Conventional negative feedback, local or otherwise, is used to make the circuit's output look more like its input. In Supersymmetry, feedback isn't used in the conventional sense, but rather works to make two halves of an already symmetric balanced circuit behave identically with respect to distortion and noise. According to Pass, "This dramatically lowers the differential distortion and noise, but not in each half of the circuit considered by itself. Supersymmetric topology doesn't use operational amplifiers as building blocks, nor can it be represented with operational amplifiers. It has two negative inputs and two positive outputs, and consists of two matched gain blocks coupled at one central point, where the voltage is ideally zero. The topology is unique in that, at this point, the distortion contributed by each half appears out of phase with the signal, and we use this to reinforce the desired signal and cancel noise and distortion. This occurs mutually between the two halves of the circuit, and the result is signal symmetry with respect to both the voltage and current axis, and anti-symmetry for distortion and noise. This means that the distortion and noise of each half appears identically and cancels.
"If you build such a symmetric (balanced) circuit, you get much of this effect already. If you drive a matched differential pair of transistors without feedback with a balanced signal, you will see a balanced output whose distortion and noise are typically a tenth that of either device alone, purely out of cancellation. With Supersymmetry, the same differential pair's characteristic can be made so identical that the differential output will have only 1/100 the distortion and noise of either device alone....

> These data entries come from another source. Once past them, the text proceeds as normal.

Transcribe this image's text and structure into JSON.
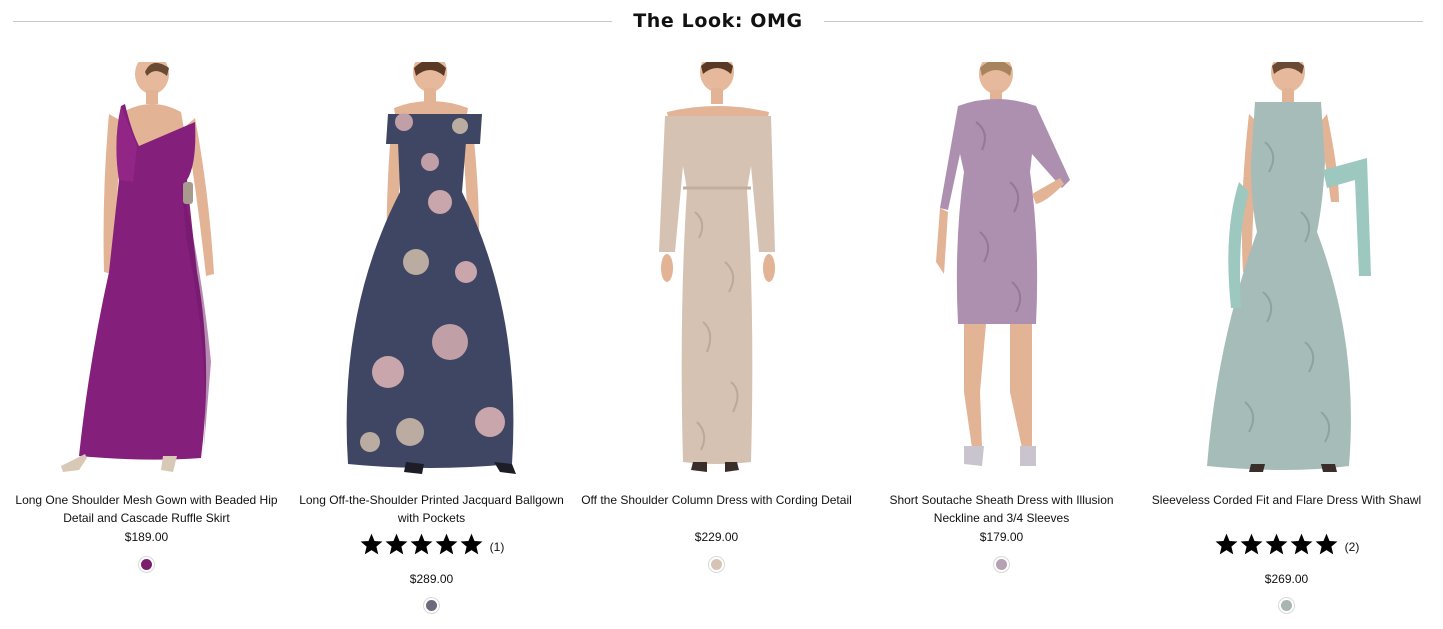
{
  "section": {
    "title": "The Look: OMG"
  },
  "products": [
    {
      "name": "Long One Shoulder Mesh Gown with Beaded Hip Detail and Cascade Ruffle Skirt",
      "price": "$189.00",
      "rating": null,
      "review_count": null,
      "swatch": "#7b1f6d",
      "dress_color": "#851f7c",
      "image_icon": "one-shoulder-gown-image"
    },
    {
      "name": "Long Off-the-Shoulder Printed Jacquard Ballgown with Pockets",
      "price": "$289.00",
      "rating": 5,
      "review_count": "(1)",
      "swatch": "#6e6a7e",
      "dress_color": "#3f4663",
      "image_icon": "floral-ballgown-image"
    },
    {
      "name": "Off the Shoulder Column Dress with Cording Detail",
      "price": "$229.00",
      "rating": null,
      "review_count": null,
      "swatch": "#d7c3b6",
      "dress_color": "#d6c2b3",
      "image_icon": "column-dress-image"
    },
    {
      "name": "Short Soutache Sheath Dress with Illusion Neckline and 3/4 Sleeves",
      "price": "$179.00",
      "rating": null,
      "review_count": null,
      "swatch": "#b6a0b3",
      "dress_color": "#ad8fb0",
      "image_icon": "sheath-dress-image"
    },
    {
      "name": "Sleeveless Corded Fit and Flare Dress With Shawl",
      "price": "$269.00",
      "rating": 5,
      "review_count": "(2)",
      "swatch": "#a9b5b3",
      "dress_color": "#a6bcb8",
      "image_icon": "fit-and-flare-dress-image"
    }
  ]
}
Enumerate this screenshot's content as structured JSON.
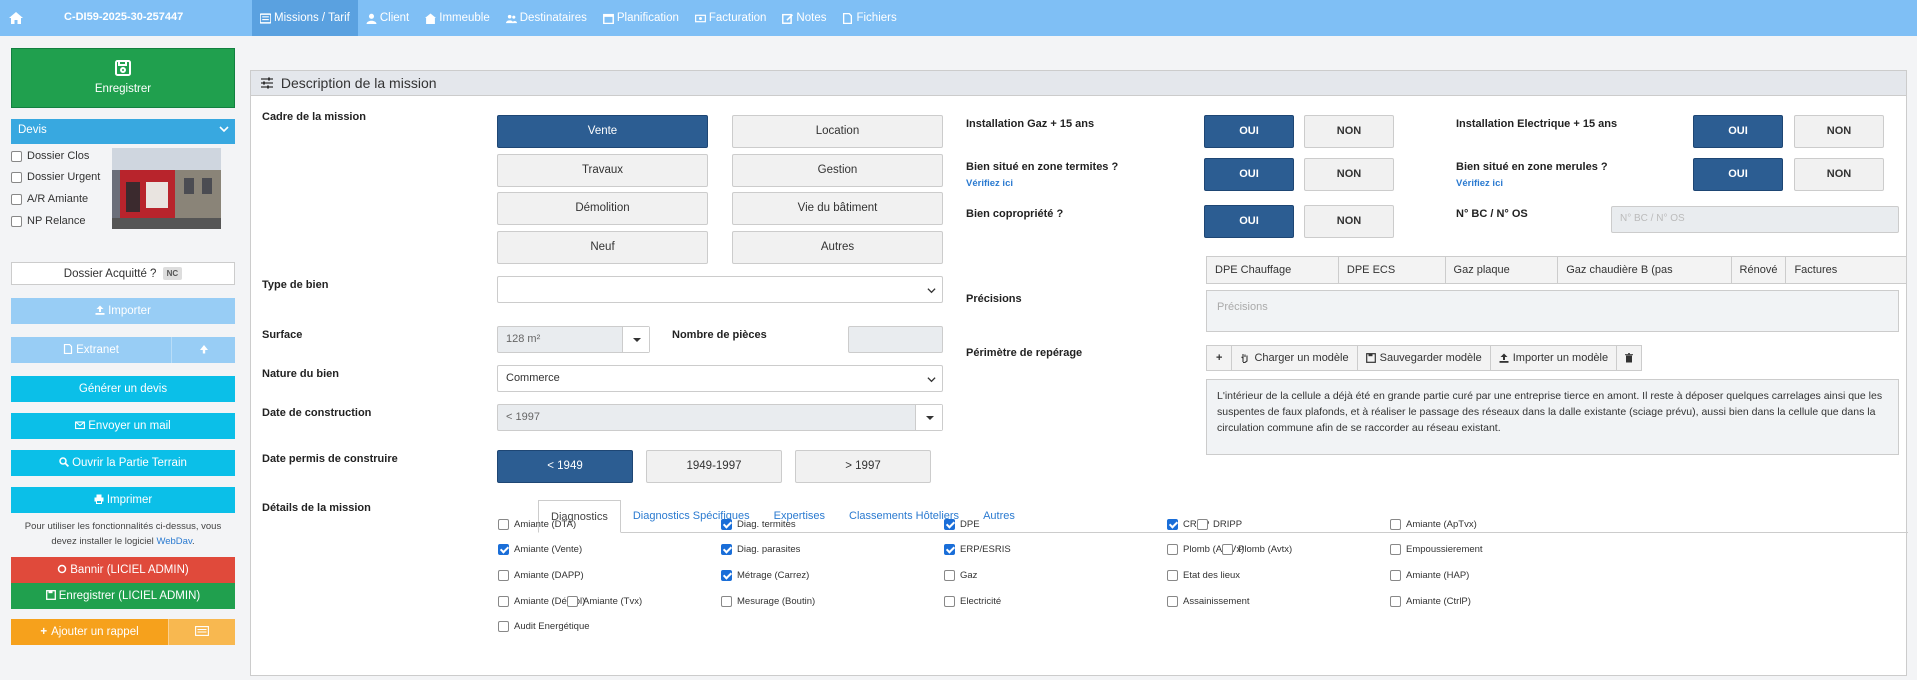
{
  "header": {
    "dossier_id": "C-DI59-2025-30-257447",
    "tabs": [
      {
        "label": "Missions / Tarif",
        "icon": "list-icon"
      },
      {
        "label": "Client",
        "icon": "user-icon"
      },
      {
        "label": "Immeuble",
        "icon": "building-icon"
      },
      {
        "label": "Destinataires",
        "icon": "users-icon"
      },
      {
        "label": "Planification",
        "icon": "calendar-icon"
      },
      {
        "label": "Facturation",
        "icon": "money-icon"
      },
      {
        "label": "Notes",
        "icon": "edit-icon"
      },
      {
        "label": "Fichiers",
        "icon": "file-icon"
      }
    ]
  },
  "sidebar": {
    "save_label": "Enregistrer",
    "status_value": "Devis",
    "checkboxes": [
      {
        "label": "Dossier Clos",
        "checked": false
      },
      {
        "label": "Dossier Urgent",
        "checked": false
      },
      {
        "label": "A/R Amiante",
        "checked": false
      },
      {
        "label": "NP Relance",
        "checked": false
      }
    ],
    "acquitte_label": "Dossier Acquitté ?",
    "acquitte_badge": "NC",
    "import_label": "Importer",
    "extranet_label": "Extranet",
    "generate_quote": "Générer un devis",
    "send_mail": "Envoyer un mail",
    "open_field": "Ouvrir la Partie Terrain",
    "print": "Imprimer",
    "note_text": "Pour utiliser les fonctionnalités ci-dessus, vous devez installer le logiciel",
    "note_link": "WebDav",
    "note_end": ".",
    "ban": "Bannir (LICIEL ADMIN)",
    "save_admin": "Enregistrer (LICIEL ADMIN)",
    "add_reminder": "Ajouter un rappel"
  },
  "panel": {
    "title": "Description de la mission",
    "cadre_label": "Cadre de la mission",
    "cadre_options": [
      {
        "label": "Vente",
        "selected": true
      },
      {
        "label": "Location",
        "selected": false
      },
      {
        "label": "Travaux",
        "selected": false
      },
      {
        "label": "Gestion",
        "selected": false
      },
      {
        "label": "Démolition",
        "selected": false
      },
      {
        "label": "Vie du bâtiment",
        "selected": false
      },
      {
        "label": "Neuf",
        "selected": false
      },
      {
        "label": "Autres",
        "selected": false
      }
    ],
    "type_bien_label": "Type de bien",
    "type_bien_value": "",
    "surface_label": "Surface",
    "surface_value": "128 m²",
    "pieces_label": "Nombre de pièces",
    "pieces_value": "",
    "nature_label": "Nature du bien",
    "nature_value": "Commerce",
    "date_constr_label": "Date de construction",
    "date_constr_value": "< 1997",
    "permis_label": "Date permis de construire",
    "permis_options": [
      {
        "label": "< 1949",
        "selected": true
      },
      {
        "label": "1949-1997",
        "selected": false
      },
      {
        "label": "> 1997",
        "selected": false
      }
    ],
    "details_label": "Détails de la mission",
    "gaz_label": "Installation Gaz + 15 ans",
    "elec_label": "Installation Electrique + 15 ans",
    "termites_label": "Bien situé en zone termites ?",
    "merules_label": "Bien situé en zone merules ?",
    "verif_link": "Vérifiez ici",
    "copro_label": "Bien copropriété ?",
    "bc_label": "N° BC / N° OS",
    "bc_placeholder": "N° BC / N° OS",
    "oui": "OUI",
    "non": "NON",
    "tags": [
      "DPE Chauffage collectif",
      "DPE ECS Collectif",
      "Gaz plaque cuisson",
      "Gaz chaudière B (pas ventouse)",
      "Rénové",
      "Factures nécessaires"
    ],
    "precisions_label": "Précisions",
    "precisions_placeholder": "Précisions",
    "perimetre_label": "Périmètre de repérage",
    "tools": [
      "Charger un modèle",
      "Sauvegarder modèle",
      "Importer un modèle"
    ],
    "perimetre_text": "L'intérieur de la cellule a déjà été en grande partie curé par une entreprise tierce en amont. Il reste à déposer quelques carrelages ainsi que les suspentes de faux plafonds, et à réaliser le passage des réseaux dans la dalle existante (sciage prévu), aussi bien dans la cellule que dans la circulation commune afin de se raccorder au réseau existant.",
    "detail_tabs": [
      {
        "label": "Diagnostics",
        "active": true
      },
      {
        "label": "Diagnostics Spécifiques",
        "active": false
      },
      {
        "label": "Expertises",
        "active": false
      },
      {
        "label": "Classements Hôteliers",
        "active": false
      },
      {
        "label": "Autres",
        "active": false
      }
    ],
    "diagnostics": [
      {
        "label": "Amiante (DTA)",
        "checked": false
      },
      {
        "label": "Diag. termites",
        "checked": true
      },
      {
        "label": "DPE",
        "checked": true
      },
      {
        "label": "CREP",
        "checked": true
      },
      {
        "label": "DRIPP",
        "checked": false
      },
      {
        "label": "Amiante (ApTvx)",
        "checked": false
      },
      {
        "label": "Amiante (Vente)",
        "checked": true
      },
      {
        "label": "Diag. parasites",
        "checked": true
      },
      {
        "label": "ERP/ESRIS",
        "checked": true
      },
      {
        "label": "Plomb (AptVx)",
        "checked": false
      },
      {
        "label": "Plomb (Avtx)",
        "checked": false
      },
      {
        "label": "Empoussierement",
        "checked": false
      },
      {
        "label": "Amiante (DAPP)",
        "checked": false
      },
      {
        "label": "Métrage (Carrez)",
        "checked": true
      },
      {
        "label": "Gaz",
        "checked": false
      },
      {
        "label": "Etat des lieux",
        "checked": false
      },
      {
        "label": "Amiante (HAP)",
        "checked": false
      },
      {
        "label": "Amiante (Démol)",
        "checked": false
      },
      {
        "label": "Amiante (Tvx)",
        "checked": false
      },
      {
        "label": "Mesurage (Boutin)",
        "checked": false
      },
      {
        "label": "Electricité",
        "checked": false
      },
      {
        "label": "Assainissement",
        "checked": false
      },
      {
        "label": "Amiante (CtrlP)",
        "checked": false
      },
      {
        "label": "Audit Energétique",
        "checked": false
      }
    ]
  }
}
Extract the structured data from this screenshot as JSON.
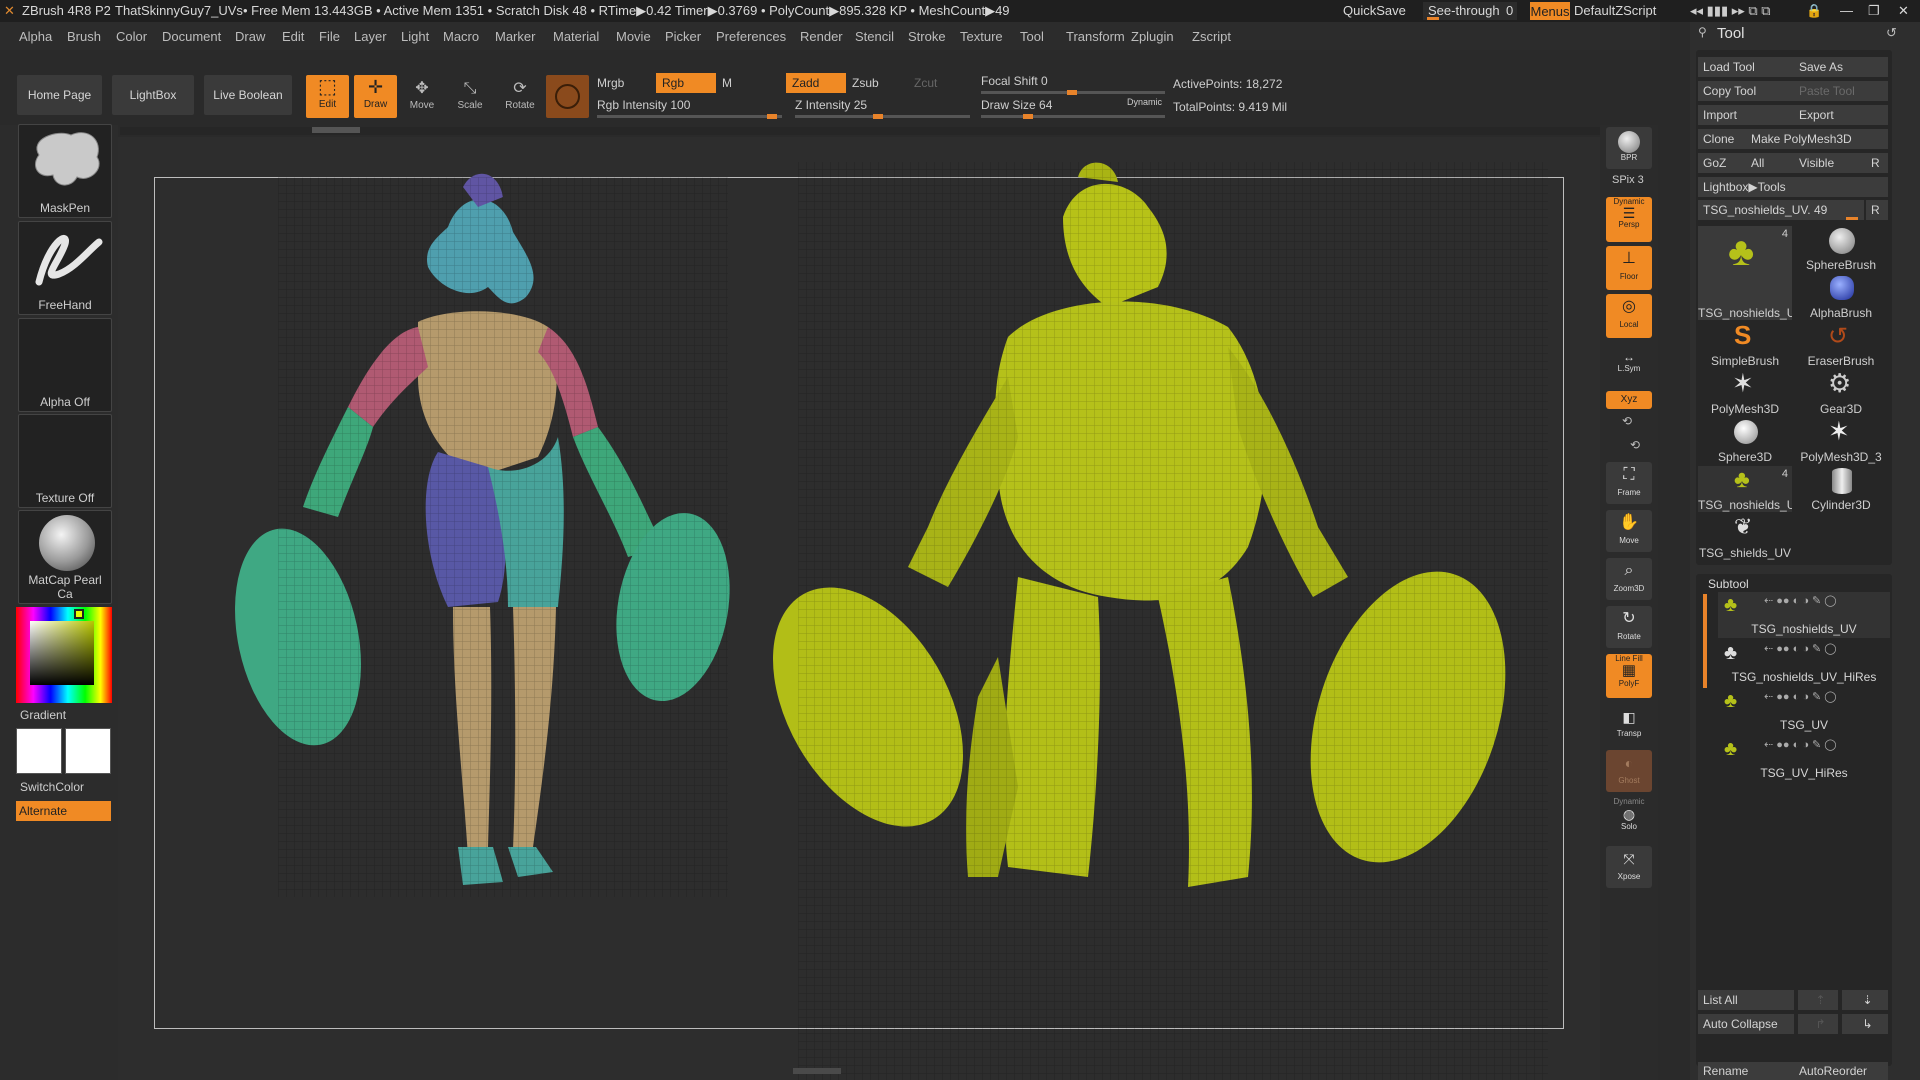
{
  "titlebar": {
    "app": "ZBrush 4R8 P2",
    "document": "ThatSkinnyGuy7_UVs",
    "stats": "• Free Mem 13.443GB • Active Mem 1351 • Scratch Disk 48 • RTime▶0.42 Timer▶0.3769 • PolyCount▶895.328 KP • MeshCount▶49",
    "quicksave": "QuickSave",
    "see_through": "See-through",
    "see_through_value": "0",
    "menus": "Menus",
    "script": "DefaultZScript"
  },
  "menubar": [
    "Alpha",
    "Brush",
    "Color",
    "Document",
    "Draw",
    "Edit",
    "File",
    "Layer",
    "Light",
    "Macro",
    "Marker",
    "Material",
    "Movie",
    "Picker",
    "Preferences",
    "Render",
    "Stencil",
    "Stroke",
    "Texture",
    "Tool",
    "Transform",
    "Zplugin",
    "Zscript"
  ],
  "topshelf": {
    "home": "Home Page",
    "lightbox": "LightBox",
    "live_boolean": "Live Boolean",
    "edit": "Edit",
    "draw": "Draw",
    "move": "Move",
    "scale": "Scale",
    "rotate": "Rotate",
    "mrgb": "Mrgb",
    "rgb": "Rgb",
    "m": "M",
    "rgb_intensity": "Rgb Intensity 100",
    "zadd": "Zadd",
    "zsub": "Zsub",
    "zcut": "Zcut",
    "z_intensity": "Z Intensity 25",
    "focal_shift": "Focal Shift 0",
    "draw_size": "Draw Size 64",
    "dynamic": "Dynamic",
    "active_points": "ActivePoints: 18,272",
    "total_points": "TotalPoints: 9.419 Mil"
  },
  "leftpanel": {
    "brush": "MaskPen",
    "stroke": "FreeHand",
    "alpha": "Alpha Off",
    "texture": "Texture Off",
    "material": "MatCap Pearl Ca",
    "gradient": "Gradient",
    "switchcolor": "SwitchColor",
    "alternate": "Alternate"
  },
  "rightshelf": {
    "bpr": "BPR",
    "spix": "SPix 3",
    "persp": "Persp",
    "floor": "Floor",
    "local": "Local",
    "lsym": "L.Sym",
    "xyz": "Xyz",
    "frame": "Frame",
    "move": "Move",
    "zoom3d": "Zoom3D",
    "rotate": "Rotate",
    "polyf": "PolyF",
    "transp": "Transp",
    "ghost": "Ghost",
    "solo": "Solo",
    "xpose": "Xpose",
    "dynamic": "Dynamic",
    "line_fill": "Line Fill"
  },
  "tool": {
    "title": "Tool",
    "load": "Load Tool",
    "save_as": "Save As",
    "copy": "Copy Tool",
    "paste": "Paste Tool",
    "import": "Import",
    "export": "Export",
    "clone": "Clone",
    "make_polymesh": "Make PolyMesh3D",
    "goz": "GoZ",
    "all": "All",
    "visible": "Visible",
    "r": "R",
    "lightbox_tools": "Lightbox▶Tools",
    "current": "TSG_noshields_UV. 49",
    "items": [
      {
        "label": "TSG_noshields_U",
        "badge": "4"
      },
      {
        "label": "SphereBrush",
        "badge": ""
      },
      {
        "label": "AlphaBrush",
        "badge": ""
      },
      {
        "label": "SimpleBrush",
        "badge": ""
      },
      {
        "label": "EraserBrush",
        "badge": ""
      },
      {
        "label": "PolyMesh3D",
        "badge": ""
      },
      {
        "label": "Gear3D",
        "badge": ""
      },
      {
        "label": "Sphere3D",
        "badge": ""
      },
      {
        "label": "PolyMesh3D_3",
        "badge": ""
      },
      {
        "label": "TSG_noshields_U",
        "badge": "4"
      },
      {
        "label": "Cylinder3D",
        "badge": ""
      },
      {
        "label": "TSG_shields_UV",
        "badge": ""
      }
    ],
    "subtool_title": "Subtool",
    "subtools": [
      "TSG_noshields_UV",
      "TSG_noshields_UV_HiRes",
      "TSG_UV",
      "TSG_UV_HiRes"
    ],
    "list_all": "List All",
    "auto_collapse": "Auto Collapse",
    "rename": "Rename",
    "autoreorder": "AutoReorder"
  }
}
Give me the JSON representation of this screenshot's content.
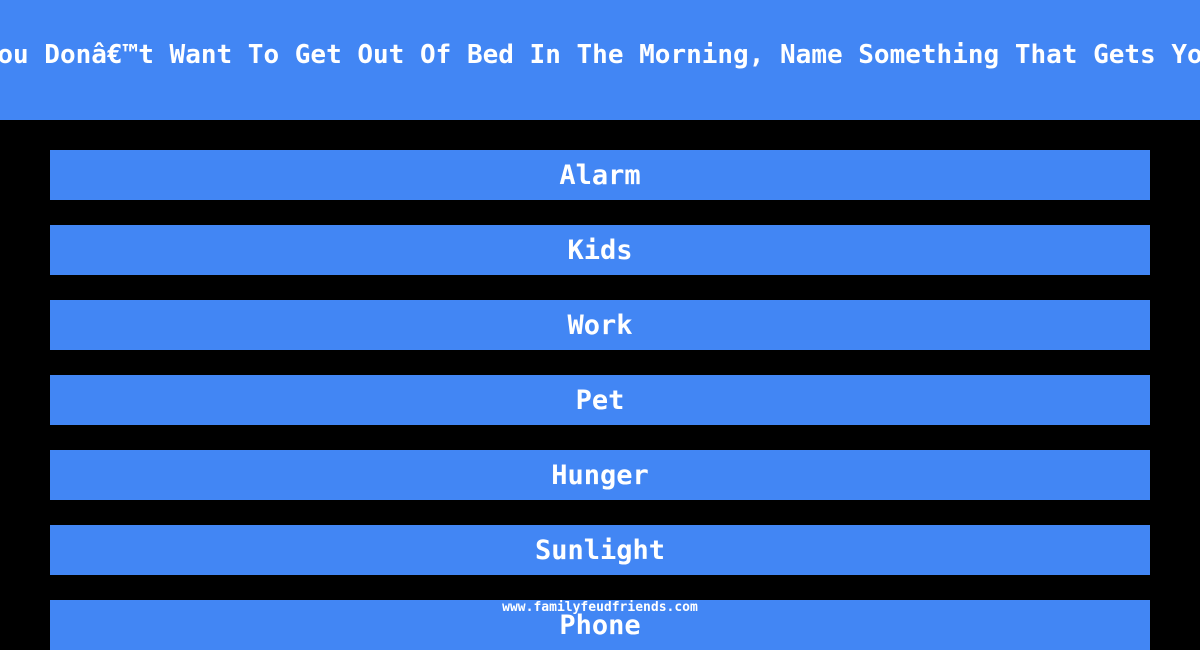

"Supersymmetry does not reduce the distortion and noise present in either half of the output of the balanced circuit. It is the balanced differential characteristic that improves dramatically, and that leads to one singular requirement of Supersymmetric operation: it must be driven by a balanced input signal and produce a balanced output signal. Supersymmetry makes the two halves of the balanced circuit behave absolutely identically. Constructing the two halves of the circuit with identical topologies and matching the components precisely achieves a 20dB or so reduction in distortion and noise, and a modest amount of local feedback achieves another 20dB. This is easily accomplished with only one gain stage instead of the multiple stages required by conventional designs, so it results in only one 'pole' of high-frequency characteristic that is unconditionally stable without compensation. In fact, if you build a Supersymmetric circuit with multiple gain stages, it doesn't work as well. Ironically, the Supersymmetry concept not only allows for very simple gain circuits, but actually requires them for good performance.
"'Balanced single-ended' is a phrase I use to refer to differential use of two single-ended class-A gain devices. The classic differential pair of transistors (or tubes, for that matter) is just such a topology. Balanced single-ended is an oxymoron in the sense that most single-ended enthusiasts believe that the most desirable characteristic of single-ended circuits is their generation of even-order distortion components by virtue of their asymmetry. Purists will point out that a balanced version of a single-ended circuit will experience cancellation of noise and even-order components. Just so. Interestingly, the single-ended nature of each half of the balanced circuit doesn't give rise to much in the way of odd-order distortion, and when the even-order components and noise are canceled, there isn't much distortion and noise left. In any case, 'balanced single-ended' is a phrase that accurately describes the circuit."
And there you have it.—Nelson Pass via Jonathan Scull